### [Data about app and page elements]

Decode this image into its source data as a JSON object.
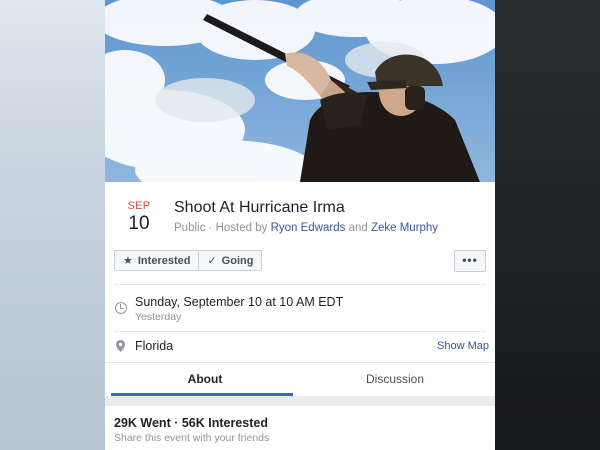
{
  "event": {
    "date": {
      "month": "SEP",
      "day": "10"
    },
    "title": "Shoot At Hurricane Irma",
    "privacy": "Public",
    "hosted_by_prefix": "Hosted by",
    "hosts": [
      "Ryon Edwards",
      "Zeke Murphy"
    ],
    "host_conjunction": "and",
    "separator": "·"
  },
  "actions": {
    "interested_label": "Interested",
    "going_label": "Going",
    "more_label": "•••"
  },
  "details": {
    "time": "Sunday, September 10 at 10 AM EDT",
    "time_relative": "Yesterday",
    "location": "Florida",
    "show_map": "Show Map"
  },
  "tabs": [
    {
      "label": "About",
      "active": true
    },
    {
      "label": "Discussion",
      "active": false
    }
  ],
  "stats": {
    "summary": "29K Went · 56K Interested",
    "share_prompt": "Share this event with your friends"
  },
  "colors": {
    "date_month": "#e04b3f",
    "link": "#365899",
    "tab_indicator": "#4267b2"
  },
  "icons": {
    "interested": "star-icon",
    "going": "checkmark-icon",
    "time": "clock-icon",
    "location": "map-pin-icon",
    "more": "more-dots-icon"
  }
}
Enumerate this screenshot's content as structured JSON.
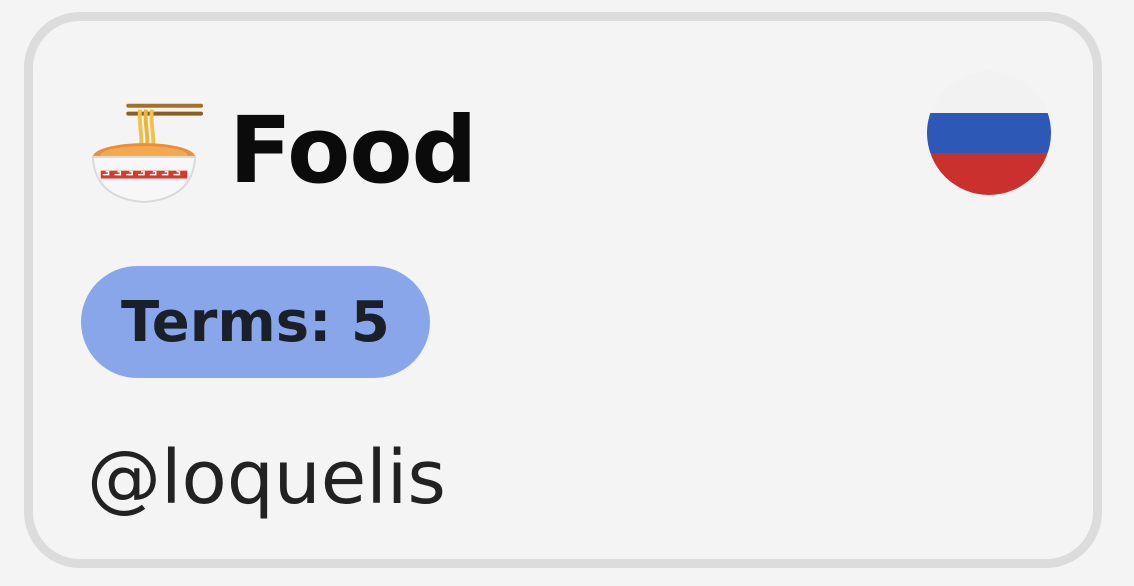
{
  "card": {
    "title": "Food",
    "title_icon": "ramen-bowl-icon",
    "language_flag": "russia-flag-icon",
    "terms_badge": "Terms: 5",
    "author": "@loquelis"
  },
  "colors": {
    "background": "#f4f4f4",
    "card_border": "#dcdcdc",
    "badge_bg": "#8aa6ea",
    "flag_white": "#f2f2f2",
    "flag_blue": "#2d58b6",
    "flag_red": "#c9302e"
  }
}
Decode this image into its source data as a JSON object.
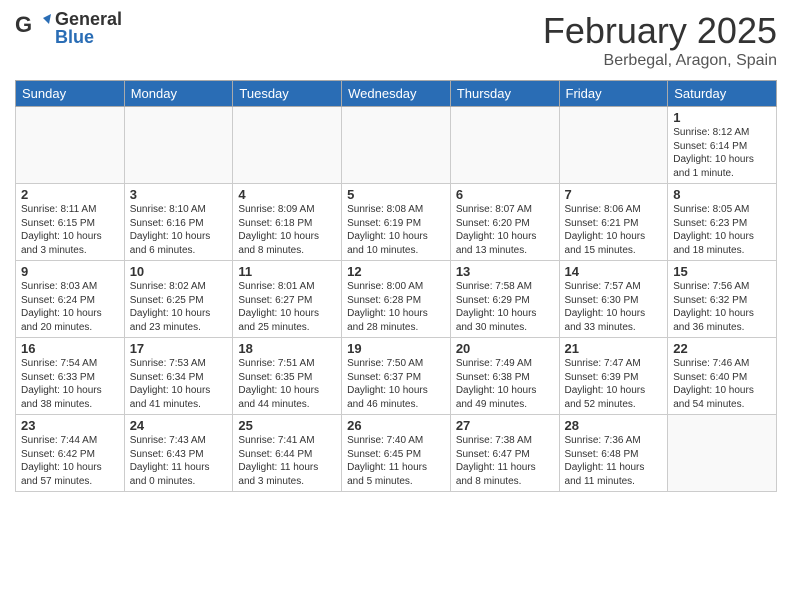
{
  "header": {
    "logo_general": "General",
    "logo_blue": "Blue",
    "month_title": "February 2025",
    "subtitle": "Berbegal, Aragon, Spain"
  },
  "days_of_week": [
    "Sunday",
    "Monday",
    "Tuesday",
    "Wednesday",
    "Thursday",
    "Friday",
    "Saturday"
  ],
  "weeks": [
    [
      {
        "day": "",
        "info": ""
      },
      {
        "day": "",
        "info": ""
      },
      {
        "day": "",
        "info": ""
      },
      {
        "day": "",
        "info": ""
      },
      {
        "day": "",
        "info": ""
      },
      {
        "day": "",
        "info": ""
      },
      {
        "day": "1",
        "info": "Sunrise: 8:12 AM\nSunset: 6:14 PM\nDaylight: 10 hours\nand 1 minute."
      }
    ],
    [
      {
        "day": "2",
        "info": "Sunrise: 8:11 AM\nSunset: 6:15 PM\nDaylight: 10 hours\nand 3 minutes."
      },
      {
        "day": "3",
        "info": "Sunrise: 8:10 AM\nSunset: 6:16 PM\nDaylight: 10 hours\nand 6 minutes."
      },
      {
        "day": "4",
        "info": "Sunrise: 8:09 AM\nSunset: 6:18 PM\nDaylight: 10 hours\nand 8 minutes."
      },
      {
        "day": "5",
        "info": "Sunrise: 8:08 AM\nSunset: 6:19 PM\nDaylight: 10 hours\nand 10 minutes."
      },
      {
        "day": "6",
        "info": "Sunrise: 8:07 AM\nSunset: 6:20 PM\nDaylight: 10 hours\nand 13 minutes."
      },
      {
        "day": "7",
        "info": "Sunrise: 8:06 AM\nSunset: 6:21 PM\nDaylight: 10 hours\nand 15 minutes."
      },
      {
        "day": "8",
        "info": "Sunrise: 8:05 AM\nSunset: 6:23 PM\nDaylight: 10 hours\nand 18 minutes."
      }
    ],
    [
      {
        "day": "9",
        "info": "Sunrise: 8:03 AM\nSunset: 6:24 PM\nDaylight: 10 hours\nand 20 minutes."
      },
      {
        "day": "10",
        "info": "Sunrise: 8:02 AM\nSunset: 6:25 PM\nDaylight: 10 hours\nand 23 minutes."
      },
      {
        "day": "11",
        "info": "Sunrise: 8:01 AM\nSunset: 6:27 PM\nDaylight: 10 hours\nand 25 minutes."
      },
      {
        "day": "12",
        "info": "Sunrise: 8:00 AM\nSunset: 6:28 PM\nDaylight: 10 hours\nand 28 minutes."
      },
      {
        "day": "13",
        "info": "Sunrise: 7:58 AM\nSunset: 6:29 PM\nDaylight: 10 hours\nand 30 minutes."
      },
      {
        "day": "14",
        "info": "Sunrise: 7:57 AM\nSunset: 6:30 PM\nDaylight: 10 hours\nand 33 minutes."
      },
      {
        "day": "15",
        "info": "Sunrise: 7:56 AM\nSunset: 6:32 PM\nDaylight: 10 hours\nand 36 minutes."
      }
    ],
    [
      {
        "day": "16",
        "info": "Sunrise: 7:54 AM\nSunset: 6:33 PM\nDaylight: 10 hours\nand 38 minutes."
      },
      {
        "day": "17",
        "info": "Sunrise: 7:53 AM\nSunset: 6:34 PM\nDaylight: 10 hours\nand 41 minutes."
      },
      {
        "day": "18",
        "info": "Sunrise: 7:51 AM\nSunset: 6:35 PM\nDaylight: 10 hours\nand 44 minutes."
      },
      {
        "day": "19",
        "info": "Sunrise: 7:50 AM\nSunset: 6:37 PM\nDaylight: 10 hours\nand 46 minutes."
      },
      {
        "day": "20",
        "info": "Sunrise: 7:49 AM\nSunset: 6:38 PM\nDaylight: 10 hours\nand 49 minutes."
      },
      {
        "day": "21",
        "info": "Sunrise: 7:47 AM\nSunset: 6:39 PM\nDaylight: 10 hours\nand 52 minutes."
      },
      {
        "day": "22",
        "info": "Sunrise: 7:46 AM\nSunset: 6:40 PM\nDaylight: 10 hours\nand 54 minutes."
      }
    ],
    [
      {
        "day": "23",
        "info": "Sunrise: 7:44 AM\nSunset: 6:42 PM\nDaylight: 10 hours\nand 57 minutes."
      },
      {
        "day": "24",
        "info": "Sunrise: 7:43 AM\nSunset: 6:43 PM\nDaylight: 11 hours\nand 0 minutes."
      },
      {
        "day": "25",
        "info": "Sunrise: 7:41 AM\nSunset: 6:44 PM\nDaylight: 11 hours\nand 3 minutes."
      },
      {
        "day": "26",
        "info": "Sunrise: 7:40 AM\nSunset: 6:45 PM\nDaylight: 11 hours\nand 5 minutes."
      },
      {
        "day": "27",
        "info": "Sunrise: 7:38 AM\nSunset: 6:47 PM\nDaylight: 11 hours\nand 8 minutes."
      },
      {
        "day": "28",
        "info": "Sunrise: 7:36 AM\nSunset: 6:48 PM\nDaylight: 11 hours\nand 11 minutes."
      },
      {
        "day": "",
        "info": ""
      }
    ]
  ]
}
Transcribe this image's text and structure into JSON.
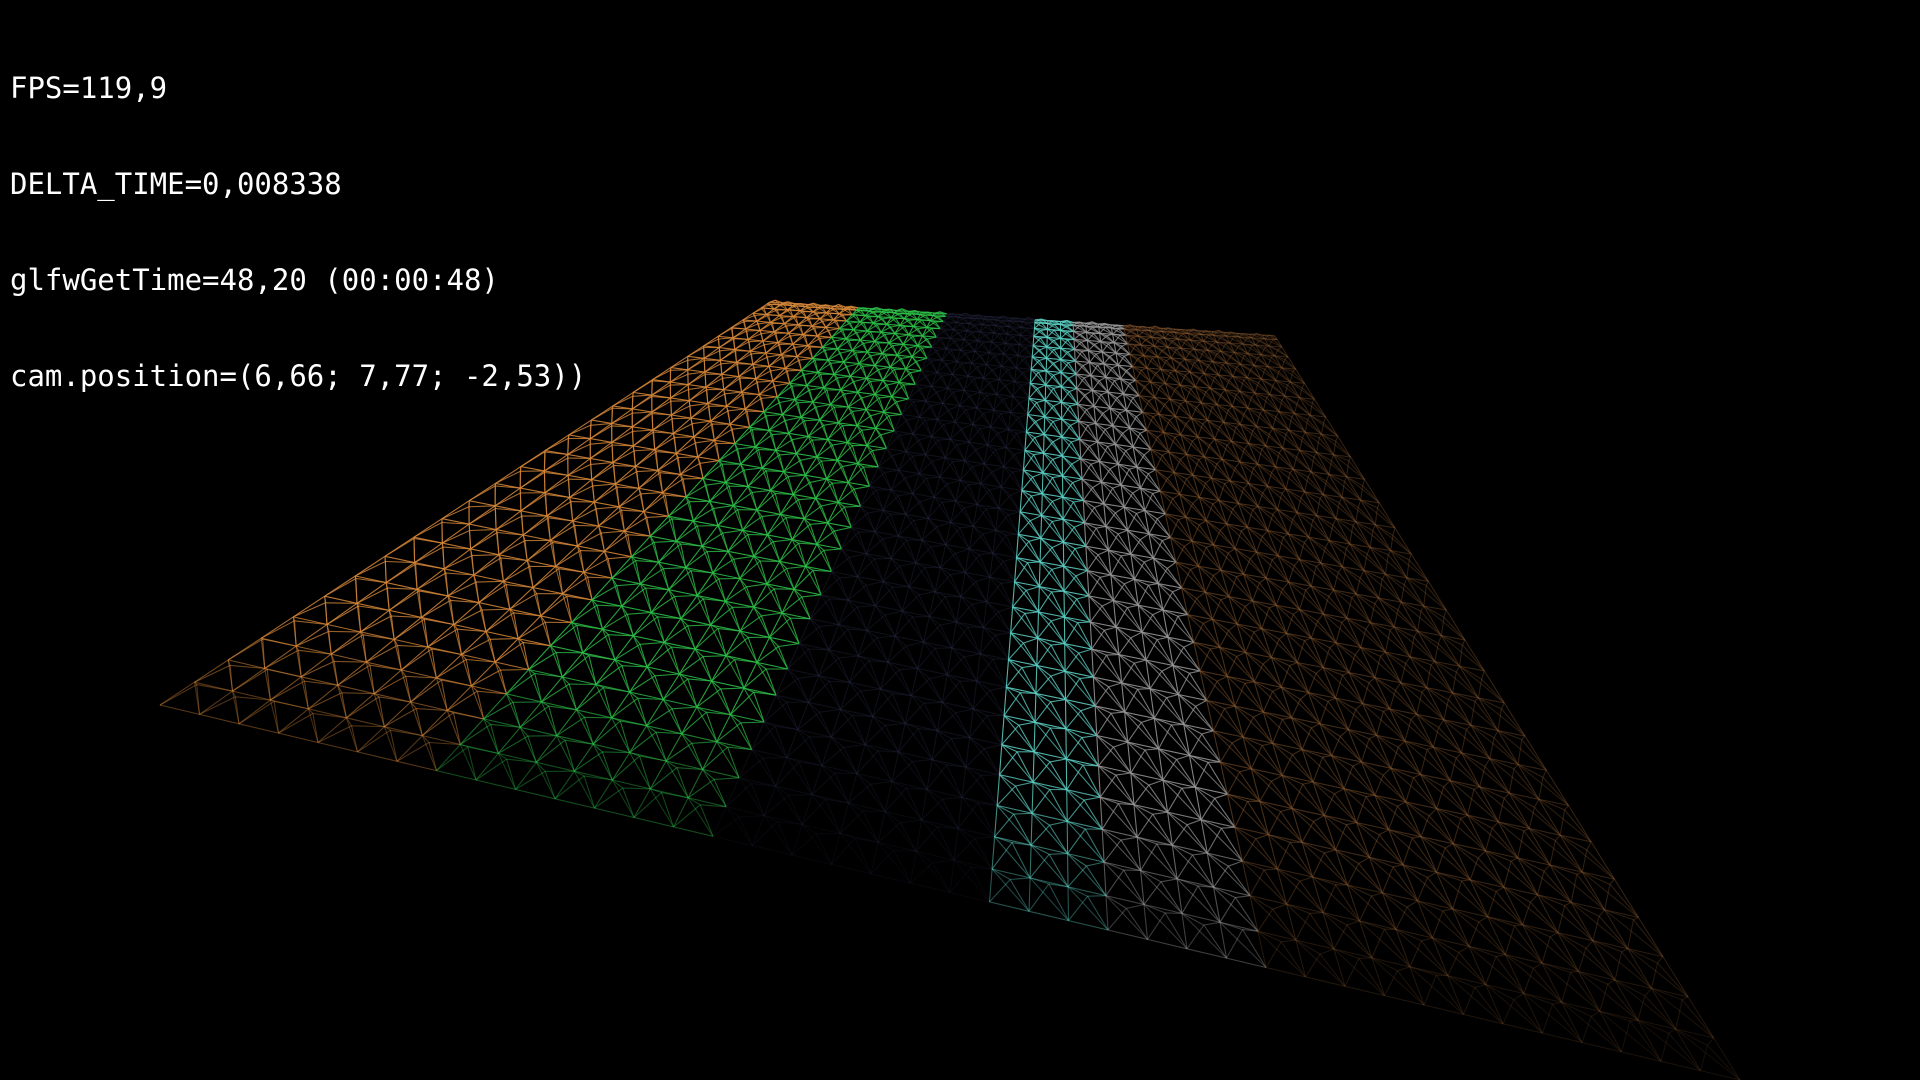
{
  "hud": {
    "fps": "FPS=119,9",
    "delta_time": "DELTA_TIME=0,008338",
    "glfw_time": "glfwGetTime=48,20 (00:00:48)",
    "cam_position": "cam.position=(6,66; 7,77; -2,53))"
  },
  "scene": {
    "type": "wireframe-terrain-grid",
    "background": "#000000",
    "strips": [
      {
        "name": "orange-strip",
        "color": "#d98a3a"
      },
      {
        "name": "green-strip",
        "color": "#2fc44a"
      },
      {
        "name": "dark-blue-strip",
        "color": "#2a2e4a"
      },
      {
        "name": "grey-strip",
        "color": "#9a9a9a"
      },
      {
        "name": "cyan-tint",
        "color": "#5fd4c8"
      },
      {
        "name": "brown-strip",
        "color": "#8a5a30"
      }
    ]
  }
}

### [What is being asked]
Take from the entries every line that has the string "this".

### [Solution]
Decode this image into its source data as a JSON object.
    "share_prompt": "Share this event with your friends"
Enumerate this screenshot's content as structured JSON.
Decode this image into its source data as a JSON object.
Transcribe this image's text and structure into JSON.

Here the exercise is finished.